How to complete this task:
Among the entries below, tally each line where the word "Curves" appears and state only the total.
• • • •
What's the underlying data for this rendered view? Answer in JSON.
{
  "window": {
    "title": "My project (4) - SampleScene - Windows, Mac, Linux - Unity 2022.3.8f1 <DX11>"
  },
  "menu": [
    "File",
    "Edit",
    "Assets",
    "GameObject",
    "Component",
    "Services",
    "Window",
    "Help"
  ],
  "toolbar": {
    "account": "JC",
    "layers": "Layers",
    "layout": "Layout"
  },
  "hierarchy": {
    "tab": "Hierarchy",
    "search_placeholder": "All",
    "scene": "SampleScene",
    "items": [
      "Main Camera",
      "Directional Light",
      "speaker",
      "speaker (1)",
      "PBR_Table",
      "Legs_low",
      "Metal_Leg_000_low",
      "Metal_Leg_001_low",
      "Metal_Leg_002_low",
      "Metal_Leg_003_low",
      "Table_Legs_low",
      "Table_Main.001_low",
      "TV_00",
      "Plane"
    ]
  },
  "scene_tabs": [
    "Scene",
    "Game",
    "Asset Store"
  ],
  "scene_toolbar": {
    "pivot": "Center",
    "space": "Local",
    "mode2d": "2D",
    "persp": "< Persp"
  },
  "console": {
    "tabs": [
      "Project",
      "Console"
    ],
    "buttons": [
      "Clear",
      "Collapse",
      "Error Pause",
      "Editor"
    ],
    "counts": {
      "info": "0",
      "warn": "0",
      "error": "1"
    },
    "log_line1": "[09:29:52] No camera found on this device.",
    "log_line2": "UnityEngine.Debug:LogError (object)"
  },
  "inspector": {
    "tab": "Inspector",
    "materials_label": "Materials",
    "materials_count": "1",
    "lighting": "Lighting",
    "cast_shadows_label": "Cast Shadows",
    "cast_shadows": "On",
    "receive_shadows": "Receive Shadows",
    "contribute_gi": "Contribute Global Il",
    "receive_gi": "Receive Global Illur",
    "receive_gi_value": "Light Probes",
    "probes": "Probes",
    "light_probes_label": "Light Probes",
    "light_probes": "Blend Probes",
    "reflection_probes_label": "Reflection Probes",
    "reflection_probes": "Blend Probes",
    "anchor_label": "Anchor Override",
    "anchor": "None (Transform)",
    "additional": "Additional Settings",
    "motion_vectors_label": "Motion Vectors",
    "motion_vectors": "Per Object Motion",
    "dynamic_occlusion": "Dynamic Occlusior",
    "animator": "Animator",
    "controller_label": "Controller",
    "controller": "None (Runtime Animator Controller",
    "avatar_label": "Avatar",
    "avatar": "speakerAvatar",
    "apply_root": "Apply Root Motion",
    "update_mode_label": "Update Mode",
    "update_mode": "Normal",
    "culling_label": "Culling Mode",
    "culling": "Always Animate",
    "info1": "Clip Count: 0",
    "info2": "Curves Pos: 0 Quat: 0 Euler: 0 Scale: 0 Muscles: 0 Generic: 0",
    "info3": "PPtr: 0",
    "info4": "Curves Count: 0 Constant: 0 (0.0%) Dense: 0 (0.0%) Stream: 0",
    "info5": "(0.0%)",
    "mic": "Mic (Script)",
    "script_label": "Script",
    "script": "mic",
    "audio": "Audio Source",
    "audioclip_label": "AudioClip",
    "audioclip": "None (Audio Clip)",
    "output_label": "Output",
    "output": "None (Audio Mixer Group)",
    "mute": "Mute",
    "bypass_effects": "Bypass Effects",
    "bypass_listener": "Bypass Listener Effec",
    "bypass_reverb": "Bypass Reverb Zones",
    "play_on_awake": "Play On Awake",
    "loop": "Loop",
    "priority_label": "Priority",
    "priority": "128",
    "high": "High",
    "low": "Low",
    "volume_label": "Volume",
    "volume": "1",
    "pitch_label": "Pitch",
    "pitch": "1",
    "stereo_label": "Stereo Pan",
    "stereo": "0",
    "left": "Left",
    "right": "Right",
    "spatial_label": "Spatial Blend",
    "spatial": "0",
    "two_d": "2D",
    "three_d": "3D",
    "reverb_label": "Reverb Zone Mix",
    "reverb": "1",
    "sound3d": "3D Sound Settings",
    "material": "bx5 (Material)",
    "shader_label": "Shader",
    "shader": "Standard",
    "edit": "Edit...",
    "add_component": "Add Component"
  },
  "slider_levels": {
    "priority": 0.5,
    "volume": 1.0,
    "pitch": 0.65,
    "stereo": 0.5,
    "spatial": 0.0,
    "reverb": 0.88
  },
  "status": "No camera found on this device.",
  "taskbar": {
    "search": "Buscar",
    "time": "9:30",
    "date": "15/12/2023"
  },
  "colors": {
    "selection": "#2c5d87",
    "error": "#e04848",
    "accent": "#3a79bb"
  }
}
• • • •
Task solution:
2